Stored data section start

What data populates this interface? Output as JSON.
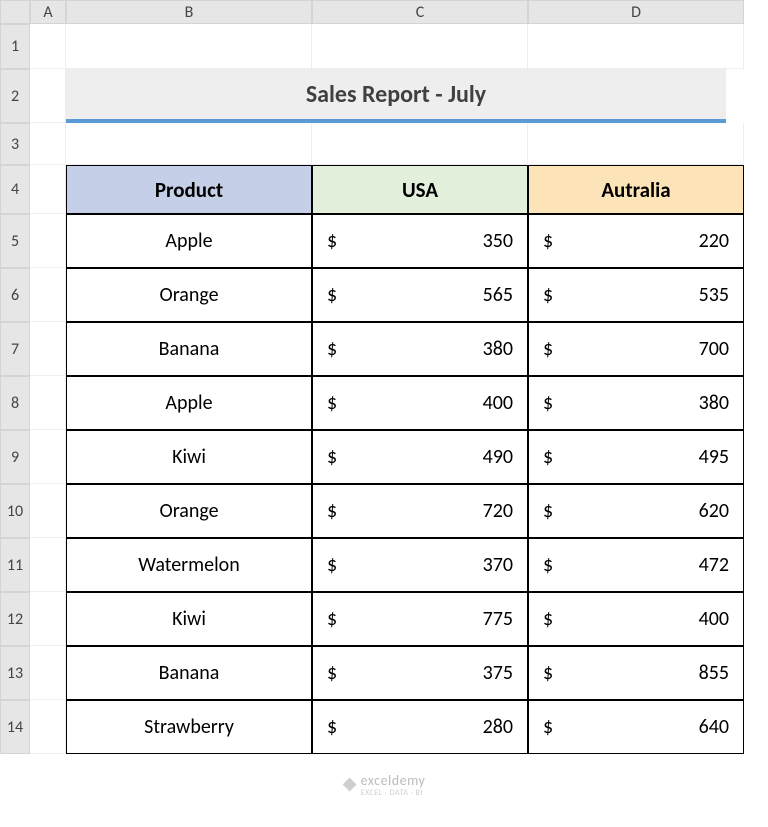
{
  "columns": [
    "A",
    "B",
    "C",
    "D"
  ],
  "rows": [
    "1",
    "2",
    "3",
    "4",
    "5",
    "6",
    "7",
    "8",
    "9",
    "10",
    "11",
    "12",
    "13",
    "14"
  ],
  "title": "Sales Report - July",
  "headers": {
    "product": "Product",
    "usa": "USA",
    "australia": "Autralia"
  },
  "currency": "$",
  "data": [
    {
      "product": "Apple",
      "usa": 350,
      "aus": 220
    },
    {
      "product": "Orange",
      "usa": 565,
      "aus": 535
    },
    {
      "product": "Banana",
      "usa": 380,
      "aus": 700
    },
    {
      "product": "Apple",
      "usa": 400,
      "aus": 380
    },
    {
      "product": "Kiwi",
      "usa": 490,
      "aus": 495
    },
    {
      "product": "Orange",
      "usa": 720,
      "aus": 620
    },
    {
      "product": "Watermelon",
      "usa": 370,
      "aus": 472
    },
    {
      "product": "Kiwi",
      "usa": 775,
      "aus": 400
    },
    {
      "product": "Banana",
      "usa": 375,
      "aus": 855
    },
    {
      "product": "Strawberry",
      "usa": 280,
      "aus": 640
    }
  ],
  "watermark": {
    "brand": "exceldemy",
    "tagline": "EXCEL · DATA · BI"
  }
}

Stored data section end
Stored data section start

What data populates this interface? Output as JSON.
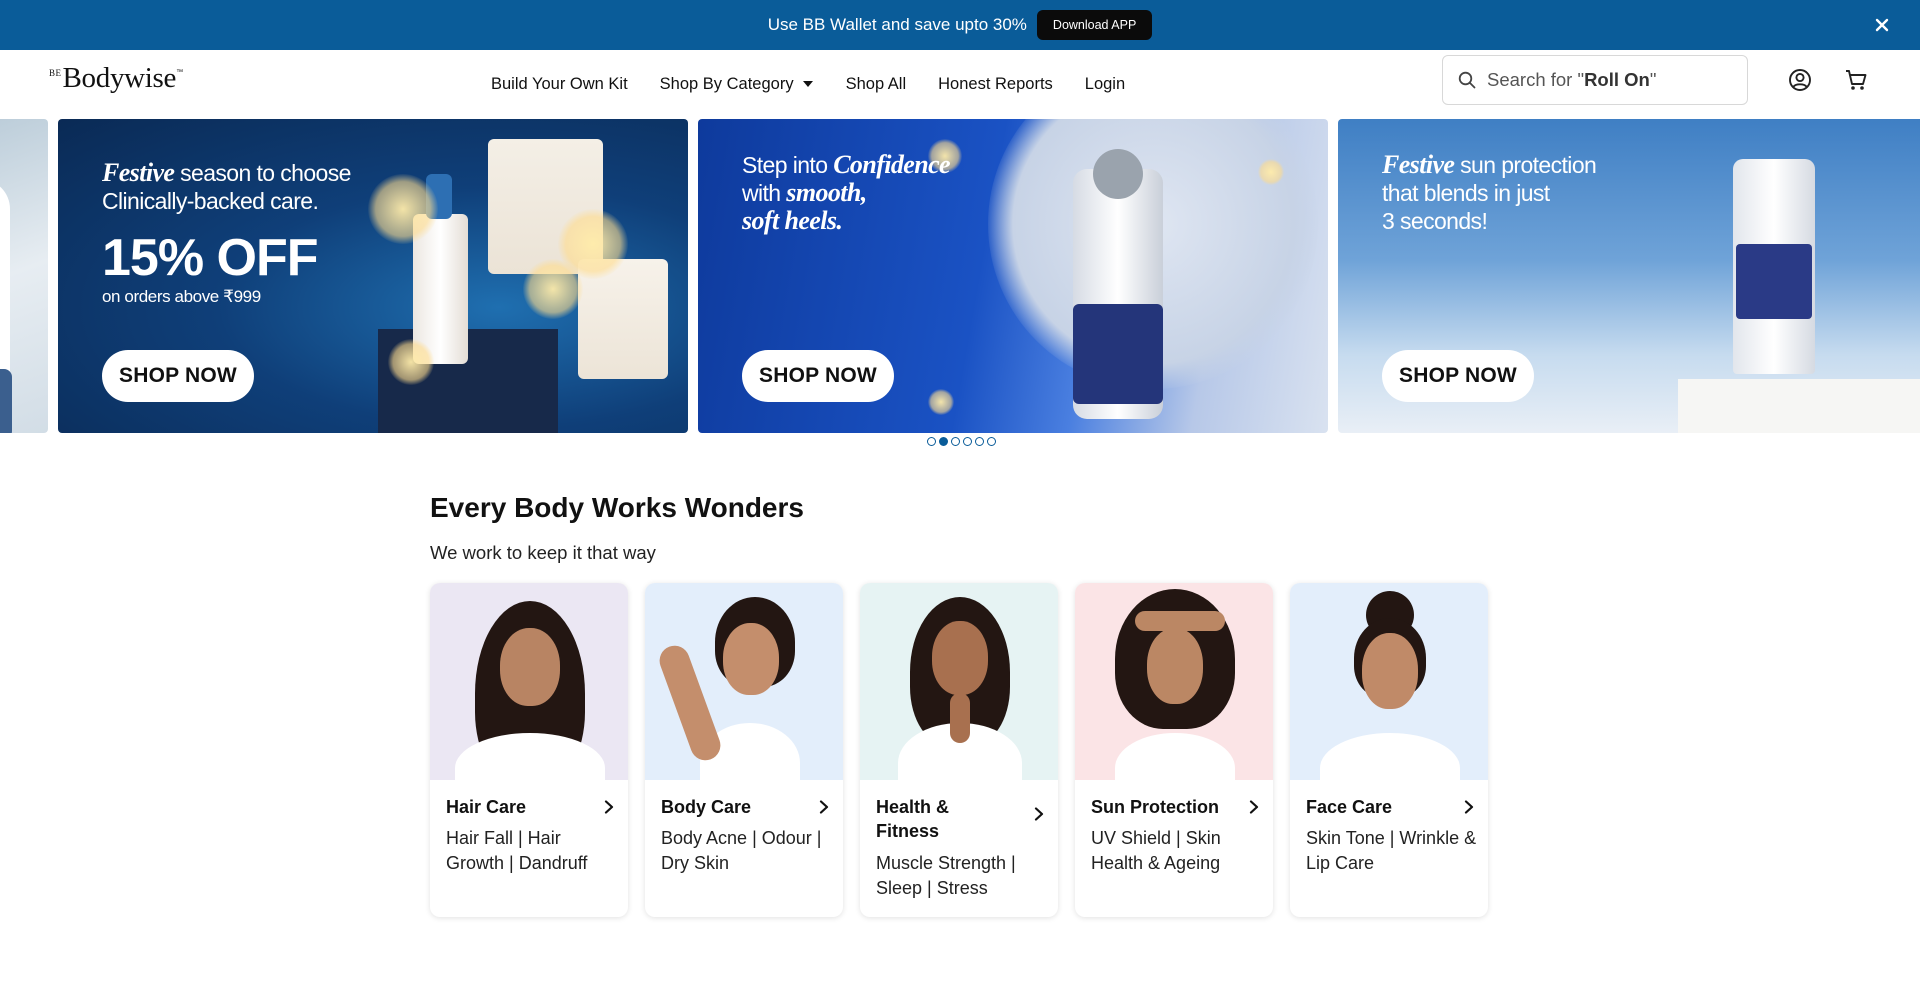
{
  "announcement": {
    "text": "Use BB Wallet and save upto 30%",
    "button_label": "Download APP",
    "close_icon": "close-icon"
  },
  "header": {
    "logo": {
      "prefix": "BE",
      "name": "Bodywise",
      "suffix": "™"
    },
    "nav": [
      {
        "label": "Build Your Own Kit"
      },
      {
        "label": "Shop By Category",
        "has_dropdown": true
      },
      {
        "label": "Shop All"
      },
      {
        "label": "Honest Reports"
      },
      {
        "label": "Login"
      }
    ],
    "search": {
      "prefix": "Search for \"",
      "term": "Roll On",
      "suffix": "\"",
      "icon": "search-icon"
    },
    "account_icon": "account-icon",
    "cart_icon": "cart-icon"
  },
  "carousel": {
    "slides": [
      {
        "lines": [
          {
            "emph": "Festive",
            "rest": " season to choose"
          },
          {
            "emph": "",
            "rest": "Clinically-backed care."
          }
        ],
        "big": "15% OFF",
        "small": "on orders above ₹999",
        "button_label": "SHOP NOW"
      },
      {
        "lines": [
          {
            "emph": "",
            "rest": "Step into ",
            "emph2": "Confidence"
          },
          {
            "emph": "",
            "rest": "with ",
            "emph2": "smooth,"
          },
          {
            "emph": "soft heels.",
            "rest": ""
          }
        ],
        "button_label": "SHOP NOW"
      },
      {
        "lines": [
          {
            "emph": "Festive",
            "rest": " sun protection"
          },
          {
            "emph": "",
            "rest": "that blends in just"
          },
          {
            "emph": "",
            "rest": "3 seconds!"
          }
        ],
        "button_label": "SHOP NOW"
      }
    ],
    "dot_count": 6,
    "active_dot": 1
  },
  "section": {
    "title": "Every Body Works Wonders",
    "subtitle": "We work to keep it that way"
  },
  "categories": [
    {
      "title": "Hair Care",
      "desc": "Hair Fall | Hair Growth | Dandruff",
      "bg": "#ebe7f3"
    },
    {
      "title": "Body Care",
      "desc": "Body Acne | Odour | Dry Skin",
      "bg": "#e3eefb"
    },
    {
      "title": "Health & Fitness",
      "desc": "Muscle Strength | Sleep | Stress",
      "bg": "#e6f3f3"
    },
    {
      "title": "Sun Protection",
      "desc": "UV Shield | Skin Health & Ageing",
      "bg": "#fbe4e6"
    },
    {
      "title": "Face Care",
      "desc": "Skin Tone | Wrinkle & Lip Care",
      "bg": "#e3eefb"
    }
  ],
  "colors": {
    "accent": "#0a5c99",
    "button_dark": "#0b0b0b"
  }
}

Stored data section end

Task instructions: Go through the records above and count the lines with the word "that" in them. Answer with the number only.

Answer for the task: 2